◆ Task to carry out: What lines in the records below include the word "followers"? Return each one.

◆ Material for this task:

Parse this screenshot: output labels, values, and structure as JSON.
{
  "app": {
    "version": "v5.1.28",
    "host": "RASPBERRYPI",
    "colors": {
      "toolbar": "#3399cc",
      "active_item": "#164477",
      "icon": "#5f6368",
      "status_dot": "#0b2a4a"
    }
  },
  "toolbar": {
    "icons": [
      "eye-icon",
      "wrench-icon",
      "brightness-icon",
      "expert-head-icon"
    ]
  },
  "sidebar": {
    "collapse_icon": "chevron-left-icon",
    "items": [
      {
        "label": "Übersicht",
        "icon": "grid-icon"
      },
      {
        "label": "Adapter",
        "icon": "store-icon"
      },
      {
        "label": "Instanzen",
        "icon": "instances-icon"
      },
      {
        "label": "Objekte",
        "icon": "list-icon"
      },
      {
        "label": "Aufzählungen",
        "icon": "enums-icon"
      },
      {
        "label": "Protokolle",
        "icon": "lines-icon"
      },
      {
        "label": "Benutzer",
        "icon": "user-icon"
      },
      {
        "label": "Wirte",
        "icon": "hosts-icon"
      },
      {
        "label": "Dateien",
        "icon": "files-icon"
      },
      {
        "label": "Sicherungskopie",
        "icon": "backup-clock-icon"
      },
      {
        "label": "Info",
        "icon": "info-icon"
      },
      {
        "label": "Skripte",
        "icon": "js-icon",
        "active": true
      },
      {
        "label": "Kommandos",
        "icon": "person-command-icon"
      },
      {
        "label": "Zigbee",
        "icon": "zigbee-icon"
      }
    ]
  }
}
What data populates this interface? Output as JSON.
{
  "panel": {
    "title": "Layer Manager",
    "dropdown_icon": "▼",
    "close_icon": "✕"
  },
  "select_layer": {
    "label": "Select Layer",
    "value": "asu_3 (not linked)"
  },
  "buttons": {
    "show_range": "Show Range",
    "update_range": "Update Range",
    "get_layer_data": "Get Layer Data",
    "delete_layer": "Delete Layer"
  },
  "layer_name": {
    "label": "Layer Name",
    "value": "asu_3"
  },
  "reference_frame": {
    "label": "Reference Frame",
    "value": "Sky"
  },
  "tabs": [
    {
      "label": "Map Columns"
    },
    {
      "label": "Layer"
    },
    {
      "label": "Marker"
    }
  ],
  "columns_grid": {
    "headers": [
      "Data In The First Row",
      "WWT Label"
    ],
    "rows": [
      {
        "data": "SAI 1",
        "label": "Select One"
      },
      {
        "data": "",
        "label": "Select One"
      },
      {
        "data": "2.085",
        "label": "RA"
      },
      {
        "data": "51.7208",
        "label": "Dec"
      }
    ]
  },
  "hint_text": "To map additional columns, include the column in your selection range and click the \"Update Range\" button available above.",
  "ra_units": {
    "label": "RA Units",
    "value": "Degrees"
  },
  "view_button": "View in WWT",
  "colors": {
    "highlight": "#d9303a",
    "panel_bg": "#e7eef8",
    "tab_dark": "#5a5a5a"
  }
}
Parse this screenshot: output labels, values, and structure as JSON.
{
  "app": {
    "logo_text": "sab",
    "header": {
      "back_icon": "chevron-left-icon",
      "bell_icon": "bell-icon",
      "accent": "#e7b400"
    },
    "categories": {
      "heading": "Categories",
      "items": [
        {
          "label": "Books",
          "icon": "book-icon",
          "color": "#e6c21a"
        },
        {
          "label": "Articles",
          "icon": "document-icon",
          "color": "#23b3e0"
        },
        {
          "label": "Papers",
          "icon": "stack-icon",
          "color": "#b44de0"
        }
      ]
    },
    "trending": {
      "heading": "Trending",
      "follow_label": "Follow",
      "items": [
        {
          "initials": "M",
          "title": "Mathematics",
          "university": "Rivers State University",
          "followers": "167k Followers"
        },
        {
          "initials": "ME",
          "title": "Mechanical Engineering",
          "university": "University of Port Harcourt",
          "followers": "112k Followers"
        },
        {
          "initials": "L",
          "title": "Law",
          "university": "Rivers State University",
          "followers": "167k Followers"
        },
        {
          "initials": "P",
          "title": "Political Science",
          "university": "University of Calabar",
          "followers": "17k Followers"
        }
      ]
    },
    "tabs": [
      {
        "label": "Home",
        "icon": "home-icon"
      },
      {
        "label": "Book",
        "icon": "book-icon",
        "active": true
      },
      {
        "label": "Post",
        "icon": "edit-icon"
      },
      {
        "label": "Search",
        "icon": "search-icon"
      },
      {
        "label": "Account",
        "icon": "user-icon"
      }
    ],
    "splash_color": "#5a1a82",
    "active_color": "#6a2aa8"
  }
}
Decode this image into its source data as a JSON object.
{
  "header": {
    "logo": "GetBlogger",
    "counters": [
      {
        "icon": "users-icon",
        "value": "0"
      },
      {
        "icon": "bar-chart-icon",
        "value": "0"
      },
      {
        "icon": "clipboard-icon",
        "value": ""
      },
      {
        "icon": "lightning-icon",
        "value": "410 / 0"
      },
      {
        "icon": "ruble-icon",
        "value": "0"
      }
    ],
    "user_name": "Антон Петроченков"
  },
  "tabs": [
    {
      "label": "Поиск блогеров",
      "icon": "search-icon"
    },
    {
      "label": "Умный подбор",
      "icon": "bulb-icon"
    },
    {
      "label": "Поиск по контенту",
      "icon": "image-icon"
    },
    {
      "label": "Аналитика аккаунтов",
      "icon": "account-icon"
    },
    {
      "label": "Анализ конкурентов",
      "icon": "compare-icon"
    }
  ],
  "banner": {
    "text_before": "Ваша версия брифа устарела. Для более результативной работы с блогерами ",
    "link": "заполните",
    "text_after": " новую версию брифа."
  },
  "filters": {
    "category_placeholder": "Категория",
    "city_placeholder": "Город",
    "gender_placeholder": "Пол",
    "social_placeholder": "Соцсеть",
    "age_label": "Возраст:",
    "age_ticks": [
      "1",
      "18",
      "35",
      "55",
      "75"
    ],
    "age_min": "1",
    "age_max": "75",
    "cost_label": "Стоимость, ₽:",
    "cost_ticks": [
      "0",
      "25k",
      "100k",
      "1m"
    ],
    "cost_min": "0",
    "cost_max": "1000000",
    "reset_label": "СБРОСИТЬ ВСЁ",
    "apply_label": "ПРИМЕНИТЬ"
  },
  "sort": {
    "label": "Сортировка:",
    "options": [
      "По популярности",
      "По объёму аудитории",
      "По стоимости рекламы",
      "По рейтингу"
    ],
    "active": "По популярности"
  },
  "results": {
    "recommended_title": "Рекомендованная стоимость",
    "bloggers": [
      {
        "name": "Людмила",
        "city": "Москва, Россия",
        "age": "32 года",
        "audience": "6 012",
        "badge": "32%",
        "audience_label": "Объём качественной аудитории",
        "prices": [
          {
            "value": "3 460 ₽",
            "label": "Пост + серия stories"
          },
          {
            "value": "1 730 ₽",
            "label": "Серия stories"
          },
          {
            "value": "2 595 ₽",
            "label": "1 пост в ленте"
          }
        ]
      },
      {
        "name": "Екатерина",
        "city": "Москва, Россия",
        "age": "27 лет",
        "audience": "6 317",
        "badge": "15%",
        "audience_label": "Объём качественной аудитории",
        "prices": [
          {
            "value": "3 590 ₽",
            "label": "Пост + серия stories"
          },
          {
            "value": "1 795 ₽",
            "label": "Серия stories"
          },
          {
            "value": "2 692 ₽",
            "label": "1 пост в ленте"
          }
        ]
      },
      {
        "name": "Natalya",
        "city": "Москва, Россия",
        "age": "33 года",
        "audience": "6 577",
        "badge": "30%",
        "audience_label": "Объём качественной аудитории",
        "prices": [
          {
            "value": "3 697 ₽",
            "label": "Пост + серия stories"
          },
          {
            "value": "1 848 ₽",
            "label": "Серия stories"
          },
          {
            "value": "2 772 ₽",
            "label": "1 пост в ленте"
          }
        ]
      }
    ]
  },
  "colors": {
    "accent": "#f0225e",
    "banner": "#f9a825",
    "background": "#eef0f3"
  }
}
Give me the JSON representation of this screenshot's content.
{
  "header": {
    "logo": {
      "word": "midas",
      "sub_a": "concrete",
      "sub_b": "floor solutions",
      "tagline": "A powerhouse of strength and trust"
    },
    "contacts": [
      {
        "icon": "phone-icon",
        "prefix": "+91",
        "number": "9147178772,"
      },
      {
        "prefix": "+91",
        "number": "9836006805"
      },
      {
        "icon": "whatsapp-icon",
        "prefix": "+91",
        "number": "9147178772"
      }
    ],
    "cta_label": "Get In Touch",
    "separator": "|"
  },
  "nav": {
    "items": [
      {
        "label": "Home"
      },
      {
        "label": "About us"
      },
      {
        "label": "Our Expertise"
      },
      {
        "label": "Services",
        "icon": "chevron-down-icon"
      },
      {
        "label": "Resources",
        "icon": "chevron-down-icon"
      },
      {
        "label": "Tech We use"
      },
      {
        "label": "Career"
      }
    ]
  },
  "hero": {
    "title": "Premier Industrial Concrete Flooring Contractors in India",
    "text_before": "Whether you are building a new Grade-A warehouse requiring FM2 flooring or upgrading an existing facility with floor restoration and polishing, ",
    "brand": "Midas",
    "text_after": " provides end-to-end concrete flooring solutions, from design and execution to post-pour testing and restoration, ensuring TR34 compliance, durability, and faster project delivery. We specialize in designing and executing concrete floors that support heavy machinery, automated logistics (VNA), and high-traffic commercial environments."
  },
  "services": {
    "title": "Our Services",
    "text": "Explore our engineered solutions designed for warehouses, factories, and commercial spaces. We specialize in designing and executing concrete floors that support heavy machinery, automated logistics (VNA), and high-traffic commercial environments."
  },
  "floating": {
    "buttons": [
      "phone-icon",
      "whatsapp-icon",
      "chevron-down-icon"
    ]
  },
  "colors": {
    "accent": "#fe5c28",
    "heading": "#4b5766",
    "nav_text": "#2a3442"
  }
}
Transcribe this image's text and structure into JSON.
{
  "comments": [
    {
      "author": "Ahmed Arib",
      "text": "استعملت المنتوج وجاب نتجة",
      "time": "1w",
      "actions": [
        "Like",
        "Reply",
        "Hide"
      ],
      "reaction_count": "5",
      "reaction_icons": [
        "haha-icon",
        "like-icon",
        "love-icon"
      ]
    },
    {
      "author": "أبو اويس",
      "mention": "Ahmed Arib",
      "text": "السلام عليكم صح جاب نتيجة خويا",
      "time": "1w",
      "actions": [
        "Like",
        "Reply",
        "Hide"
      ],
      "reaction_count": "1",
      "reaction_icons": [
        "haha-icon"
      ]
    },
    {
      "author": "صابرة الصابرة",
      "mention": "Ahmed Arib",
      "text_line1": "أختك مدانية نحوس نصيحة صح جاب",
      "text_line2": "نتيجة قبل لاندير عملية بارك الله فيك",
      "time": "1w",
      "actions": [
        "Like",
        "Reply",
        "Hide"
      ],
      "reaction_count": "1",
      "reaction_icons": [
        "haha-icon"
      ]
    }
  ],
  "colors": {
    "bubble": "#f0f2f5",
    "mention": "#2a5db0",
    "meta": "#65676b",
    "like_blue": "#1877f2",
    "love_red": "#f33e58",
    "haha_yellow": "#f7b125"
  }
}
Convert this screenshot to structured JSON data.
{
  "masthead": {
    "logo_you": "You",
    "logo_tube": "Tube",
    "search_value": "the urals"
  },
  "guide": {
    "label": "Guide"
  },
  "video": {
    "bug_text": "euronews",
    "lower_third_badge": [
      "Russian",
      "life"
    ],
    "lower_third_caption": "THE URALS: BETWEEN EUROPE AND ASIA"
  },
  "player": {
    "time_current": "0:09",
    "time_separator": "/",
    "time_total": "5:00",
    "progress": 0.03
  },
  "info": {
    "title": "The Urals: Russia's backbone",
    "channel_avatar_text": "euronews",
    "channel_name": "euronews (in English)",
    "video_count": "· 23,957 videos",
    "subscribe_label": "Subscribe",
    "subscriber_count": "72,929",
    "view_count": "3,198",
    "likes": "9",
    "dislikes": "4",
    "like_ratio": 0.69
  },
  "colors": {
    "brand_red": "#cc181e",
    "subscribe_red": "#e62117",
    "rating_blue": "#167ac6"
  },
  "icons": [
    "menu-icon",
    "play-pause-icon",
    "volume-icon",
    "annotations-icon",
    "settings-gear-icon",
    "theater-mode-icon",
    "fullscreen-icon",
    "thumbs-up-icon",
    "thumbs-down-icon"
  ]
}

◆ Your response:
          "followers": "167k Followers"
          "followers": "112k Followers"
          "followers": "167k Followers"
          "followers": "17k Followers"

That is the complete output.